Of importance in measuring walkway surface friction or slip-resistance is the ability to obtain results which are reliable and reproducible, without which the method cannot be deemed scientific.  There are currently several manufacturers of walkway surface friction/slip-resistance measuring devices (“tribometers”), each professing that their device, test foot and measurement technique are the most valid.  Due to slight differences between these devices, testing them side-by-side produces varying results.  Therefore, the results of one device cannot be compared with another.   Further complicating the problem is the lack of any codes or governing regulations providing a quantitative value for floor surface characteristics based on a specific measurement technique.  As an “icing on the cake” element to the chaos, standards offered by various organizations also vary in their proposed requirements.  However, it is our experience that one of these devices has emerged as the front-runner.

 

The English XL Variable Incidence Tribometer (VIT) was originally designed and developed by William English in 1992.  Although the device has undergone scrutiny since its inception, it remains the most widely used tribometer for field testing of walkway surfaces.  Unique to this tribometer’s design is its ability to simulate the heel strike of a pedestrian.  The device incorporates a test foot, sized to replicate the average initial contact area of a heel, as well as a ball joint designed to emulate the flexibility of a human ankle.  The angle at which the test foot strikes the floor is adjusted by the user (lowered from a near vertical position) until a slip occurs.  A protractor on the side of the tribometer provides the angle at which the slip occurred, as well as an associated slip index which is recorded by the user.  The figure below presents an overview of the English XL, provided in the User Guide, identifying key components.

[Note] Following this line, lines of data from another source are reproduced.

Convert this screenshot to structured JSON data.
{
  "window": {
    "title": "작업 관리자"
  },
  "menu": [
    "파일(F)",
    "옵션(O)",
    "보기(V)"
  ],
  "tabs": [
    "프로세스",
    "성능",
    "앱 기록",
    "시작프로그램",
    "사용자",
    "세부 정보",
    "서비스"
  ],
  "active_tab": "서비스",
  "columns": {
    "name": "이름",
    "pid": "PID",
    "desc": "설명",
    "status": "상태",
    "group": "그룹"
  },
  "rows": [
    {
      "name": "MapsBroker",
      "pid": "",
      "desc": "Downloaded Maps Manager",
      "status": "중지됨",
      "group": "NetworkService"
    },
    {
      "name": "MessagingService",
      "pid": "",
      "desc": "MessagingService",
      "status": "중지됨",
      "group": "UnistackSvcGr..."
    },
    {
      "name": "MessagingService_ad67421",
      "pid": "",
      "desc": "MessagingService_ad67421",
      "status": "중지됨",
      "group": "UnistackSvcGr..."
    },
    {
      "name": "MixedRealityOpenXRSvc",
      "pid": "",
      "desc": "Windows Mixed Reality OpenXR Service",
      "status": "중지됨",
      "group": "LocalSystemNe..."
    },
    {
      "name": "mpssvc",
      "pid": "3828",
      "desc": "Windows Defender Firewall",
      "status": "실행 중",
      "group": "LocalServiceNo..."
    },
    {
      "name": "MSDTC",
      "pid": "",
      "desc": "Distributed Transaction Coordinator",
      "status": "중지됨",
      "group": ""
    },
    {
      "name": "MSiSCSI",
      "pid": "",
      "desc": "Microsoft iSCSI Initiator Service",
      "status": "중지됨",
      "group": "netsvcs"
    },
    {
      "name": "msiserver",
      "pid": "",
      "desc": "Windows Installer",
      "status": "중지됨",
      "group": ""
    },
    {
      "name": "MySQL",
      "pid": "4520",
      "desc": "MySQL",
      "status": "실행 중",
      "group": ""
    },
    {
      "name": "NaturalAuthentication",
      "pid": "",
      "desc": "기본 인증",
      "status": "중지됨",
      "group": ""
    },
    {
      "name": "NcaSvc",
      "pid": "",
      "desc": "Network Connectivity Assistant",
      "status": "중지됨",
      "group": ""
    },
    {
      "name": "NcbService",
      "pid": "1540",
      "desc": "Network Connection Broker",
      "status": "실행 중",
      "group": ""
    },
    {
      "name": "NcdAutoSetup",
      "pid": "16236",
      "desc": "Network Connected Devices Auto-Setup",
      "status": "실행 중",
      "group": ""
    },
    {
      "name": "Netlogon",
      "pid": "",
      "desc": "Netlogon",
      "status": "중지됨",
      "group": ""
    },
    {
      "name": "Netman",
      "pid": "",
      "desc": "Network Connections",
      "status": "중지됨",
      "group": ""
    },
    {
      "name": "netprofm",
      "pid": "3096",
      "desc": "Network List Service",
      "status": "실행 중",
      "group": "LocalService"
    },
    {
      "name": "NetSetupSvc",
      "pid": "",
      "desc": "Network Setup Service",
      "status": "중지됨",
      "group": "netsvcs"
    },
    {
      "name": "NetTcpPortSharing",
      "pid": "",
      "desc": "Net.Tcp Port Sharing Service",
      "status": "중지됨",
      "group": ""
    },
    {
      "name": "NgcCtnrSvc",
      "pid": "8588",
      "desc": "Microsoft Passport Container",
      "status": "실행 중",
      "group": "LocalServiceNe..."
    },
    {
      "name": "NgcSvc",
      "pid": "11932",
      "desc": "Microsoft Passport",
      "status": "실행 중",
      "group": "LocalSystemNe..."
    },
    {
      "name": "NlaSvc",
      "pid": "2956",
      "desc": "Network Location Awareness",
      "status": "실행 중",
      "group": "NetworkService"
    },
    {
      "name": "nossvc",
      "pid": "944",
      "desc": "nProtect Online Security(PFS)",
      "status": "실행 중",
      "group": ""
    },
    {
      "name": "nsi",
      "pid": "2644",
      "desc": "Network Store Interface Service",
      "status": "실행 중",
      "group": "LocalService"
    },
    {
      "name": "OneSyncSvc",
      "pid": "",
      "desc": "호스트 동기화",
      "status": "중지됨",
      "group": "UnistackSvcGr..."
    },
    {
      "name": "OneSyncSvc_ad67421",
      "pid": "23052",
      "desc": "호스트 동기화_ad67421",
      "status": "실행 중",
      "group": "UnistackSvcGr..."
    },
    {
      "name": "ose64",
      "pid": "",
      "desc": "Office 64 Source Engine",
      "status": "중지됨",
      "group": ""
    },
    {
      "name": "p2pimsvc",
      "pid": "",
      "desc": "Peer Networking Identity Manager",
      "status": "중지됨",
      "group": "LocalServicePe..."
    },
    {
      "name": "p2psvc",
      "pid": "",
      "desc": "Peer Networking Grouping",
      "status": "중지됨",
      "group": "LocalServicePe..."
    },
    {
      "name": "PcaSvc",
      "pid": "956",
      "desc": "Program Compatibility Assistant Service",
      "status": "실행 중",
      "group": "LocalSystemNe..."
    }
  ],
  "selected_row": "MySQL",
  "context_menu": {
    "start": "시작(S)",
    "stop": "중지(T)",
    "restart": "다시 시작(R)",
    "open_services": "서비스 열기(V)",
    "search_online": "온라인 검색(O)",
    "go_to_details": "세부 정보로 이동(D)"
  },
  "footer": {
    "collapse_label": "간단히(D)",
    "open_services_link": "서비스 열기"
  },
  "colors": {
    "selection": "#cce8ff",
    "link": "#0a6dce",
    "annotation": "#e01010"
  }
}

Figure 1 – Overview of English XL VIT

While some debate still exists as to the efficacy of the English XL, the science behind its design is sound and it has been tested and complied with the American Society of Testing and Materials’ (ASTM) standard F2508-13 Standard Practice for Validation and Calibration of Walkway Tribometers Using Reference Surfaces.  Therefore, unless other advancements are made in the field of walkway tribometry, the English XL will remain the preferred apparatus for AKE personnel.